- WORK REQUIRED -
Please write out all of the records below exactly as they appear.

- Data about app and page elements -
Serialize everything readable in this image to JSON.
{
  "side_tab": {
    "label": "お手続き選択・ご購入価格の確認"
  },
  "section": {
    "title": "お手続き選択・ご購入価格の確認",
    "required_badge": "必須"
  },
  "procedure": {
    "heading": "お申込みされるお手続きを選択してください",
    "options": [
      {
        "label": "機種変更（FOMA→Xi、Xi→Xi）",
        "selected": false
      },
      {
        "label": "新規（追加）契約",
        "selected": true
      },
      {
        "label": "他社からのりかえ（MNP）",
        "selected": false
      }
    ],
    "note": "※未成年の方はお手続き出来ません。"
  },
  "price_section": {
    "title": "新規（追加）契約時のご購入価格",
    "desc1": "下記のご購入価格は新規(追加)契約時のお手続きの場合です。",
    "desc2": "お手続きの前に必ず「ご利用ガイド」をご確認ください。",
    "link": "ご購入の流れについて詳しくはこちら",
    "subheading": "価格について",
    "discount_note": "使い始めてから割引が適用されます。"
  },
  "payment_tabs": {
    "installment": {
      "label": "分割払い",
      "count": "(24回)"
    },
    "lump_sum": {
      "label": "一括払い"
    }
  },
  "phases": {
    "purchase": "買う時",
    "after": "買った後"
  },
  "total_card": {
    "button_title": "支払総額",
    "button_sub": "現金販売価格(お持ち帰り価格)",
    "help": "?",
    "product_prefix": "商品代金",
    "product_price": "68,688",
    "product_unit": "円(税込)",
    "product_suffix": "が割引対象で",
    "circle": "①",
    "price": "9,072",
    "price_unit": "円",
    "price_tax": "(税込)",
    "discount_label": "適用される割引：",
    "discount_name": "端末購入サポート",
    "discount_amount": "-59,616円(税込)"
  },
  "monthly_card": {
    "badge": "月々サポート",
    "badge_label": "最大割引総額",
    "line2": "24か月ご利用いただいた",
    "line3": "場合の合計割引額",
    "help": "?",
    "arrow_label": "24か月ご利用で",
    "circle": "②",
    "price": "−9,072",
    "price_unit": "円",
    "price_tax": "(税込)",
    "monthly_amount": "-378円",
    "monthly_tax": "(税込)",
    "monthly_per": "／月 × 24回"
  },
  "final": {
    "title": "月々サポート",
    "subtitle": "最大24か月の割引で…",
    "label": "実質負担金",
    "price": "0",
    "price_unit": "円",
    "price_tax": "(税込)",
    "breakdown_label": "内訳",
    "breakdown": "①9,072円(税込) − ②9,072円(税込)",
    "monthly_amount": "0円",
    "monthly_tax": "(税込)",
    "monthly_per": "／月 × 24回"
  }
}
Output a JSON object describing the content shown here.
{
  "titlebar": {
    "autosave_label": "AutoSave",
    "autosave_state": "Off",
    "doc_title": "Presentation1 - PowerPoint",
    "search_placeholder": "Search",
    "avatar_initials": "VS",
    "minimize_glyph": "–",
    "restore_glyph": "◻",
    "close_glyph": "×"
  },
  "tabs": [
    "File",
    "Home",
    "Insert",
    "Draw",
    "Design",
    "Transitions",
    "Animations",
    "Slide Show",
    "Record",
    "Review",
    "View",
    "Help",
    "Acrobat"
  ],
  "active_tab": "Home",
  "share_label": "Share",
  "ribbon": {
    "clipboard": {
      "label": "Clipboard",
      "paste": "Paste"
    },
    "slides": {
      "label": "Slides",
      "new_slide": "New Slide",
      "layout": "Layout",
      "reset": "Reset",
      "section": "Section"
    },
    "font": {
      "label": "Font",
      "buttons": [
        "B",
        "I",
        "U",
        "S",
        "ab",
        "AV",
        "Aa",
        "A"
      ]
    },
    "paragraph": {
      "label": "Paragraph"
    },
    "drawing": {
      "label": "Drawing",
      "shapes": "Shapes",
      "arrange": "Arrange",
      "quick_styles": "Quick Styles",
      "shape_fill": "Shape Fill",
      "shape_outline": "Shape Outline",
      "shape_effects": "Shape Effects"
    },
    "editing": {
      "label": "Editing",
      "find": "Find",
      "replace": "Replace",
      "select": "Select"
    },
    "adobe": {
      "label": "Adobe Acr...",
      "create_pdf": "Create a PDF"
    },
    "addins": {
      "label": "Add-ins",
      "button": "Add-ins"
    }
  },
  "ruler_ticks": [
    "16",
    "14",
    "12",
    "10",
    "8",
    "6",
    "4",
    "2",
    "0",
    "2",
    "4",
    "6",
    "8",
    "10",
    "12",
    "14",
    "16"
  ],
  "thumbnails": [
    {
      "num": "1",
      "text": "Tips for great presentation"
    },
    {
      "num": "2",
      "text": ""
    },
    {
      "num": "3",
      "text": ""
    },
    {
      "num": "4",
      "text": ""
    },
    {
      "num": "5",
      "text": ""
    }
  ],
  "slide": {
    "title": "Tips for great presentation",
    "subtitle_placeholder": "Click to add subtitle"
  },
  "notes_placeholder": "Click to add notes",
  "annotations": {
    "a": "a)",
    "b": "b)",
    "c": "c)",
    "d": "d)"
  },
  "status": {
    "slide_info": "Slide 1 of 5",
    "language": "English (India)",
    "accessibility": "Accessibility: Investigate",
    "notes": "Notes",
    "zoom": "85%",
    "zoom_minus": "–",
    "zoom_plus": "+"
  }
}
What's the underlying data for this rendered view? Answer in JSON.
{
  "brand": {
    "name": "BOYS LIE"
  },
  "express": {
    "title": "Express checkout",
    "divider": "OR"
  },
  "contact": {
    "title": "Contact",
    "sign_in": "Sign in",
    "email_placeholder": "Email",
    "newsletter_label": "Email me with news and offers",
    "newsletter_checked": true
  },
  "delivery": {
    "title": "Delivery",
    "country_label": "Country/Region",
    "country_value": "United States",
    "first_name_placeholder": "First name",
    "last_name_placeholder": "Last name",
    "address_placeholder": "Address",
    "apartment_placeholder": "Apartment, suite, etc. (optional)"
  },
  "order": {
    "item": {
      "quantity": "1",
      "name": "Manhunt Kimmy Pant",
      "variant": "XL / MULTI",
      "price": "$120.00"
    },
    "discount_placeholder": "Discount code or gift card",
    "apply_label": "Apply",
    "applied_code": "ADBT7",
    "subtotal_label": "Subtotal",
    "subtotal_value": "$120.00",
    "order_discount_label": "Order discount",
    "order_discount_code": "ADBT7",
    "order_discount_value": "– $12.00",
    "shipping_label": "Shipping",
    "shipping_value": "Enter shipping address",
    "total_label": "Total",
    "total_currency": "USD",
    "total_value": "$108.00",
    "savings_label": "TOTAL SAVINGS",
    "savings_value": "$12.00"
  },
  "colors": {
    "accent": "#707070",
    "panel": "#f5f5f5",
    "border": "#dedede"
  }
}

- WRITTEN REPLY -
Serialize everything readable in this image to JSON.
{
  "side_tab": {
    "label": "お手続き選択・ご購入価格の確認"
  },
  "section": {
    "title": "お手続き選択・ご購入価格の確認",
    "required_badge": "必須"
  },
  "procedure": {
    "heading": "お申込みされるお手続きを選択してください",
    "options": [
      {
        "label": "機種変更（FOMA→Xi、Xi→Xi）",
        "selected": false
      },
      {
        "label": "新規（追加）契約",
        "selected": true
      },
      {
        "label": "他社からのりかえ（MNP）",
        "selected": false
      }
    ],
    "note": "※未成年の方はお手続き出来ません。"
  },
  "price_section": {
    "title": "新規（追加）契約時のご購入価格",
    "desc1": "下記のご購入価格は新規(追加)契約時のお手続きの場合です。",
    "desc2": "お手続きの前に必ず「ご利用ガイド」をご確認ください。",
    "link": "ご購入の流れについて詳しくはこちら",
    "subheading": "価格について",
    "discount_note": "使い始めてから割引が適用されます。"
  },
  "payment_tabs": {
    "installment": {
      "label": "分割払い",
      "count": "(24回)"
    },
    "lump_sum": {
      "label": "一括払い"
    }
  },
  "phases": {
    "purchase": "買う時",
    "after": "買った後"
  },
  "total_card": {
    "button_title": "支払総額",
    "button_sub": "現金販売価格(お持ち帰り価格)",
    "help": "?",
    "product_prefix": "商品代金",
    "product_price": "68,688",
    "product_unit": "円(税込)",
    "product_suffix": "が割引対象で",
    "circle": "①",
    "price": "9,072",
    "price_unit": "円",
    "price_tax": "(税込)",
    "discount_label": "適用される割引：",
    "discount_name": "端末購入サポート",
    "discount_amount": "-59,616円(税込)"
  },
  "monthly_card": {
    "badge": "月々サポート",
    "badge_label": "最大割引総額",
    "line2": "24か月ご利用いただいた",
    "line3": "場合の合計割引額",
    "help": "?",
    "arrow_label": "24か月ご利用で",
    "circle": "②",
    "price": "−9,072",
    "price_unit": "円",
    "price_tax": "(税込)",
    "monthly_amount": "-378円",
    "monthly_tax": "(税込)",
    "monthly_per": "／月 × 24回"
  },
  "final": {
    "title": "月々サポート",
    "subtitle": "最大24か月の割引で…",
    "label": "実質負担金",
    "price": "0",
    "price_unit": "円",
    "price_tax": "(税込)",
    "breakdown_label": "内訳",
    "breakdown": "①9,072円(税込) − ②9,072円(税込)",
    "monthly_amount": "0円",
    "monthly_tax": "(税込)",
    "monthly_per": "／月 × 24回"
  }
}
Output a JSON object describing the content shown here.
{
  "titlebar": {
    "autosave_label": "AutoSave",
    "autosave_state": "Off",
    "doc_title": "Presentation1 - PowerPoint",
    "search_placeholder": "Search",
    "avatar_initials": "VS",
    "minimize_glyph": "–",
    "restore_glyph": "◻",
    "close_glyph": "×"
  },
  "tabs": [
    "File",
    "Home",
    "Insert",
    "Draw",
    "Design",
    "Transitions",
    "Animations",
    "Slide Show",
    "Record",
    "Review",
    "View",
    "Help",
    "Acrobat"
  ],
  "active_tab": "Home",
  "share_label": "Share",
  "ribbon": {
    "clipboard": {
      "label": "Clipboard",
      "paste": "Paste"
    },
    "slides": {
      "label": "Slides",
      "new_slide": "New Slide",
      "layout": "Layout",
      "reset": "Reset",
      "section": "Section"
    },
    "font": {
      "label": "Font",
      "buttons": [
        "B",
        "I",
        "U",
        "S",
        "ab",
        "AV",
        "Aa",
        "A"
      ]
    },
    "paragraph": {
      "label": "Paragraph"
    },
    "drawing": {
      "label": "Drawing",
      "shapes": "Shapes",
      "arrange": "Arrange",
      "quick_styles": "Quick Styles",
      "shape_fill": "Shape Fill",
      "shape_outline": "Shape Outline",
      "shape_effects": "Shape Effects"
    },
    "editing": {
      "label": "Editing",
      "find": "Find",
      "replace": "Replace",
      "select": "Select"
    },
    "adobe": {
      "label": "Adobe Acr...",
      "create_pdf": "Create a PDF"
    },
    "addins": {
      "label": "Add-ins",
      "button": "Add-ins"
    }
  },
  "ruler_ticks": [
    "16",
    "14",
    "12",
    "10",
    "8",
    "6",
    "4",
    "2",
    "0",
    "2",
    "4",
    "6",
    "8",
    "10",
    "12",
    "14",
    "16"
  ],
  "thumbnails": [
    {
      "num": "1",
      "text": "Tips for great presentation"
    },
    {
      "num": "2",
      "text": ""
    },
    {
      "num": "3",
      "text": ""
    },
    {
      "num": "4",
      "text": ""
    },
    {
      "num": "5",
      "text": ""
    }
  ],
  "slide": {
    "title": "Tips for great presentation",
    "subtitle_placeholder": "Click to add subtitle"
  },
  "notes_placeholder": "Click to add notes",
  "annotations": {
    "a": "a)",
    "b": "b)",
    "c": "c)",
    "d": "d)"
  },
  "status": {
    "slide_info": "Slide 1 of 5",
    "language": "English (India)",
    "accessibility": "Accessibility: Investigate",
    "notes": "Notes",
    "zoom": "85%",
    "zoom_minus": "–",
    "zoom_plus": "+"
  }
}
What's the underlying data for this rendered view? Answer in JSON.
{
  "brand": {
    "name": "BOYS LIE"
  },
  "express": {
    "title": "Express checkout",
    "divider": "OR"
  },
  "contact": {
    "title": "Contact",
    "sign_in": "Sign in",
    "email_placeholder": "Email",
    "newsletter_label": "Email me with news and offers",
    "newsletter_checked": true
  },
  "delivery": {
    "title": "Delivery",
    "country_label": "Country/Region",
    "country_value": "United States",
    "first_name_placeholder": "First name",
    "last_name_placeholder": "Last name",
    "address_placeholder": "Address",
    "apartment_placeholder": "Apartment, suite, etc. (optional)"
  },
  "order": {
    "item": {
      "quantity": "1",
      "name": "Manhunt Kimmy Pant",
      "variant": "XL / MULTI",
      "price": "$120.00"
    },
    "discount_placeholder": "Discount code or gift card",
    "apply_label": "Apply",
    "applied_code": "ADBT7",
    "subtotal_label": "Subtotal",
    "subtotal_value": "$120.00",
    "order_discount_label": "Order discount",
    "order_discount_code": "ADBT7",
    "order_discount_value": "– $12.00",
    "shipping_label": "Shipping",
    "shipping_value": "Enter shipping address",
    "total_label": "Total",
    "total_currency": "USD",
    "total_value": "$108.00",
    "savings_label": "TOTAL SAVINGS",
    "savings_value": "$12.00"
  },
  "colors": {
    "accent": "#707070",
    "panel": "#f5f5f5",
    "border": "#dedede"
  }
}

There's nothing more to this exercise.